The parable is really the explanation of what Jesus meant when he taught us to lay up treasures in heaven. Nothing tangible will go from earth to heaven, not money nor any possessions. The only way to get treasure in heaven is to convert money to saved people who will go to heaven. We must learn to use our money to prepare for eternity. All of our money is God’s. He’s instructed us in His Word to give a tithe or 10% of our income to the church family we are a part of. As a church, we are leading people to Christ and helping them grow in Christ. What about the other 90% of your income? That’s God’s just as much as the 10% that you tithed. We encourage everyone to give to missions with faith promises above your tithe, which goes to plant churches and see people saved around the world. The remaining income is used for meeting your families’ needs and for personally seeking to make more forever friends. Jesus is teaching us to prepare for eternity with our money, that’s eternal investing. And finally to be not dishonest managers, but …

Be a faithful manager

Luke 16:10 (ESV) “One who is faithful in a very little is also faithful in much, and one who is dishonest in a very little is also dishonest in much.

Jesus continues with his comments about this story in the next verse with another important principle regarding money. He says to us that if we are faithful managers to God if we have only a little money, he can trust us with more. The more may be more money or it may be more blessing with something other than money. The point is that we must be faithful with whatever God has blessed us with. As we are, God will give us increased blessing.

Be faithful with what you have

Luke 16:11-12 (ESV) If then you have not been faithful in the unrighteous wealth, who will entrust to you the true riches? And if you have not been faithful in that which is another’s, who will give you that which is your own? 

Jesus’ emphasis is on us being faithful. Unrighteous wealth is money, but what are true riches? True riches are spiritual wealth, they are treasures in heaven. Being faithful with money translates earthly wealth into spiritual riches. Notice that Jesus makes it clear that the money we have is not our own, but another’s, which is God. We must be faithful to that which God has entrusted to us.

Serve God, not money

Luke 16:13 (ESV) No servant can serve two masters, for either he will hate the one and love the other, or he will be devoted to the one and despise the other. You cannot serve God and money.”  

Jesus concludes with some powerful statements. He says that you can’t server two masters. Many people think they can, but it can’t be done. He then applies that general principle to the story he just told. He finishes by saying that you can’t serve God and money. If money becomes an idol in your life, you can’t serve or worship God at the same time. A believer is someone who serves God 100% and manages all of his blessings, whether money, time, talents or possessions for God alone. Jesus is commanding his followers to be faithful managers.

The Old Testament is full of examples where people tried to worship God at the temple, yet continued to worship idols elsewhere. God always condemned such behavior and said that kind of worship was unacceptable. The same is true today. God desires for His followers to put Him first in every area of life. Whether being regular in worship with your church family or putting him first in giving with your finances. Every minute of your life is His and every dollar you earn is His as well. When you’re full devoted to Jesus, then you will follow His directions with every blessing you have, whether money, time or relationships.
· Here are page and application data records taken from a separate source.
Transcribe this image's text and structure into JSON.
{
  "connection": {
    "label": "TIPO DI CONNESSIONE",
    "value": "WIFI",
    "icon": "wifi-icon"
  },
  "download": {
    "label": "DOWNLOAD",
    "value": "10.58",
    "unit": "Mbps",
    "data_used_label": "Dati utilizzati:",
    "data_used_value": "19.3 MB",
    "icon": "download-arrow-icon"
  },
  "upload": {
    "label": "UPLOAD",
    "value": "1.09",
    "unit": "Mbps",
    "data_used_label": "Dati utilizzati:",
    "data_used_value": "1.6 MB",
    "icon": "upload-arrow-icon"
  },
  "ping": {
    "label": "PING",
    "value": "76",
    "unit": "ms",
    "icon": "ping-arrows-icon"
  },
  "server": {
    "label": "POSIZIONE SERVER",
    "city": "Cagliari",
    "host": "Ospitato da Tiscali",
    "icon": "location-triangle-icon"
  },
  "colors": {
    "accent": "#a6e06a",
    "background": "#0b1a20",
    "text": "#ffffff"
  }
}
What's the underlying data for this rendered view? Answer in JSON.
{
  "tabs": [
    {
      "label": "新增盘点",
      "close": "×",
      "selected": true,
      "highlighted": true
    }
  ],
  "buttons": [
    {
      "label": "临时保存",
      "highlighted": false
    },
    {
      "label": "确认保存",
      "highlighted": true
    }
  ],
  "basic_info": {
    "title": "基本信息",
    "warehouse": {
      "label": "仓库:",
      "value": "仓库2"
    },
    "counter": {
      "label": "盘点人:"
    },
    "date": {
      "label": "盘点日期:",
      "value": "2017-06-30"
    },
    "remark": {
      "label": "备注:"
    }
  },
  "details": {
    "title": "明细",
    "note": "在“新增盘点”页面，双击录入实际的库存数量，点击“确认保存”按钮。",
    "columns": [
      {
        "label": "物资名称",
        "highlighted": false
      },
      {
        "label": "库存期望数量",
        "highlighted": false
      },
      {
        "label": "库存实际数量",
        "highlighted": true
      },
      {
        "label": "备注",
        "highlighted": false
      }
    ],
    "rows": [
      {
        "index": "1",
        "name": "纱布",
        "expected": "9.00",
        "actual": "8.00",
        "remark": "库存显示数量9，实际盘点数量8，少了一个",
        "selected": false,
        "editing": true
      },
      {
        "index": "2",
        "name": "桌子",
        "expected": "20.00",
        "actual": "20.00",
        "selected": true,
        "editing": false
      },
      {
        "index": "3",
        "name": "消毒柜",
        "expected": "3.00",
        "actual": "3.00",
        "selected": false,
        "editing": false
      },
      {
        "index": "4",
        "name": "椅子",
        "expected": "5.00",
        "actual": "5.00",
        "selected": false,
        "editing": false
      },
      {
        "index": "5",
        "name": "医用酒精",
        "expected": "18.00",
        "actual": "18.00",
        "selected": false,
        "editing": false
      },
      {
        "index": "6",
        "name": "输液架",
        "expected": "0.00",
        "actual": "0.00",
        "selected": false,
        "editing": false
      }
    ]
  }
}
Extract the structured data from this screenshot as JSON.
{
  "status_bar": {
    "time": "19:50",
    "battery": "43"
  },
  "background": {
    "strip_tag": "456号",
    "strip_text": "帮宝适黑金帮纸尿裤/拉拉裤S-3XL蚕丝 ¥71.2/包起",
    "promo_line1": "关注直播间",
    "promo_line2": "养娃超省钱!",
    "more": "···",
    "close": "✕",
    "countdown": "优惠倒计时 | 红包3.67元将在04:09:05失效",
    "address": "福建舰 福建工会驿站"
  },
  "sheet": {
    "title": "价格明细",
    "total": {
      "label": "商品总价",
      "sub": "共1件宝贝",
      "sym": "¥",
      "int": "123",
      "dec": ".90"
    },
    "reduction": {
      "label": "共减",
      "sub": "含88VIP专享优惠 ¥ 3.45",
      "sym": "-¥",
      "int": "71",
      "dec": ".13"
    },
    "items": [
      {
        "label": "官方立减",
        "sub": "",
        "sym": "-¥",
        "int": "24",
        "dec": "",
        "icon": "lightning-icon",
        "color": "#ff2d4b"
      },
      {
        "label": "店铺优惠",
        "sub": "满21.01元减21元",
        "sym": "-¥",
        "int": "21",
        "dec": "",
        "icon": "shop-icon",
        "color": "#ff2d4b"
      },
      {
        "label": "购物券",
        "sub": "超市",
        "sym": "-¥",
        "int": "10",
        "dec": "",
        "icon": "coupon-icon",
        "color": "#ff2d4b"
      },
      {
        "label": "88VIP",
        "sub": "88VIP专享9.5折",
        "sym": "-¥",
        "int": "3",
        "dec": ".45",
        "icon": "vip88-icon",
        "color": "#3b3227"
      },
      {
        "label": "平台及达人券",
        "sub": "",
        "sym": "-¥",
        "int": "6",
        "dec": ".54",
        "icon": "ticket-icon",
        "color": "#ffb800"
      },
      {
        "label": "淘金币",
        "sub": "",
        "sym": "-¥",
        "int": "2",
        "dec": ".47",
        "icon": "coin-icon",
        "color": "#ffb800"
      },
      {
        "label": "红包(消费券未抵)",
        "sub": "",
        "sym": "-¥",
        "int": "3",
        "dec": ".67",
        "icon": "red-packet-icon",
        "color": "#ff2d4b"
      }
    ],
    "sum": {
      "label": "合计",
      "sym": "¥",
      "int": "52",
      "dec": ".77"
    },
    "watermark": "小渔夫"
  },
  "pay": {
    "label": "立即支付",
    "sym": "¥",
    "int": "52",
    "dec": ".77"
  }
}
Today, we’ve talked about Eternal Investing. Living our lives today in light of eternity. Managing our finances for eternity, not just for today or tomorrow. Jesus desires for us to be rich toward God, avoiding selfish goals in our lives. We prepare for eternity by using the resources that God has entrusted to us to make forever friends. Be a faithful manager of what you have, whether a little or a lot and God will bless you with true riches, both in this life and the next. When you invest in eternity, you will reap an eternity of reward.